  • Muscle Performance – Increasing power, endurance, and muscle strength are vital to good balance and stability as well as bone and joint health. Resistance exercises and endurance exercises are designed to increase muscle strength without injury.
  • Posture – Hours spent at desks, bending over keyboards, poor muscle tone, or simple habits can all lead to terrible posture. What you may not realize is that posture has a direct impact on muscle strength, balance, and a tendency toward injury. Posture exercises are aimed at correcting poor posture, not just when you exercise, but in your life in general which can alleviate aches and pains.
  • Balance & Coordination – Every time you stand or sit, bones and muscles work in conjunction with one another to help you remain upright. Every time you stand, walk, sit, brush your teeth, cook a meal, or take care of your daily activities, you are testing your coordination between the muscular and skeletal systems in your body.
  • Relaxation – Relaxation is part of therapeutic exercise? You bet! While it is important to work the muscles, joints, and soft tissues in the body, it is also important to help them relax. Pain relieving techniques including heat, cold, electrical stimulation, massage, or trigger point therapy can all help the body relax, improve your sleep, lower your blood pressure, and keep you coming back for more exercise!
  • Area Specific Exercises – It’s easy to think of exercise as something we do with our muscles, but it is also important to help the body’s other systems. In these cases, exercises that target breathing or circulation may be recommended to help speed healing, improve blood flow, or lower stress on the body.

People also associate physical therapy and therapeutic exercise with manual therapy. Manual therapy is great for achieving a faster reeducation in pain reception, however, it may not be the best practice for particular injuries or individuals. Oftentimes, a combination of manual and therapeutic exercise is prescribed in order to work on both pain and strength during physical therapy treatment. Each diagnosis differs and will determine the type of services that will best fit your specific treatment plan.

How does therapeutic exercise relieve pain?

It may seem counterintuitive to exercise when you are in pain. After all, the last thing you want to do when you are uncomfortable is make yourself more uncomfortable. Yet when you treat pain with medication and rest, you are only allowing the supporting muscles to weaken, causing greater pain and less functionality of the area.

A physical therapist is trained to evaluate your body’s function, strength, and range of motion as well as your pain levels when you perform basic tasks. They can then create a customized treatment plan, including therapeutic exercise, that can strengthen weak areas, restore function to healing or surgically repaired joints, and reduce your overall pain levels.

Not only can you improve your overall quality of life, but you can experience pain-free life movements, you can do so with greater strength and endurance than before.

Still curious how physical therapy services and therapeutic exercise can help you?
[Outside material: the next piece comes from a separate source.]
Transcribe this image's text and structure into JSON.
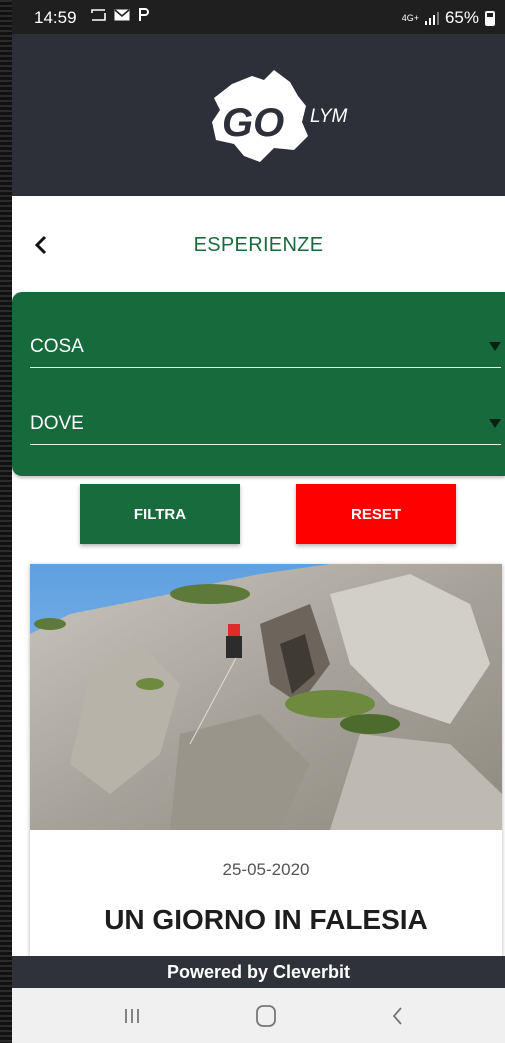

Call one of our physical therapy locations, or click the "book an appointment" button above! Let us help you get on the road to recovery!